(YOUR GOAL): Set the following entries down again exactly, line by line.

(TASK MATERIAL):
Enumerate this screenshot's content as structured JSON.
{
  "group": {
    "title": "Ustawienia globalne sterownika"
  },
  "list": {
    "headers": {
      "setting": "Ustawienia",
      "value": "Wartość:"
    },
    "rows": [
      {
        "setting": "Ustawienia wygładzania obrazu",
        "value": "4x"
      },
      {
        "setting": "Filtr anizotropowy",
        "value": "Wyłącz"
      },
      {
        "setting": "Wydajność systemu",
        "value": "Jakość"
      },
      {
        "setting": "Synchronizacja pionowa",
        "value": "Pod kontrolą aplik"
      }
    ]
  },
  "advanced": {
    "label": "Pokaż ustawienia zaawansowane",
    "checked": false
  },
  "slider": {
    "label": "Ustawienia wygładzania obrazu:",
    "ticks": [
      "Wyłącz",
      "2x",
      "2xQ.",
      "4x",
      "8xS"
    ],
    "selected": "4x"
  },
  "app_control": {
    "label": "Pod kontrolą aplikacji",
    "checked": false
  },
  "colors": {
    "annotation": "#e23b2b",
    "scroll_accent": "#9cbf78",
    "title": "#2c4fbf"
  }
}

(REPLY):
Enumerate this screenshot's content as structured JSON.
{
  "group": {
    "title": "Ustawienia globalne sterownika"
  },
  "list": {
    "headers": {
      "setting": "Ustawienia",
      "value": "Wartość:"
    },
    "rows": [
      {
        "setting": "Ustawienia wygładzania obrazu",
        "value": "4x"
      },
      {
        "setting": "Filtr anizotropowy",
        "value": "Wyłącz"
      },
      {
        "setting": "Wydajność systemu",
        "value": "Jakość"
      },
      {
        "setting": "Synchronizacja pionowa",
        "value": "Pod kontrolą aplik"
      }
    ]
  },
  "advanced": {
    "label": "Pokaż ustawienia zaawansowane",
    "checked": false
  },
  "slider": {
    "label": "Ustawienia wygładzania obrazu:",
    "ticks": [
      "Wyłącz",
      "2x",
      "2xQ.",
      "4x",
      "8xS"
    ],
    "selected": "4x"
  },
  "app_control": {
    "label": "Pod kontrolą aplikacji",
    "checked": false
  },
  "colors": {
    "annotation": "#e23b2b",
    "scroll_accent": "#9cbf78",
    "title": "#2c4fbf"
  }
}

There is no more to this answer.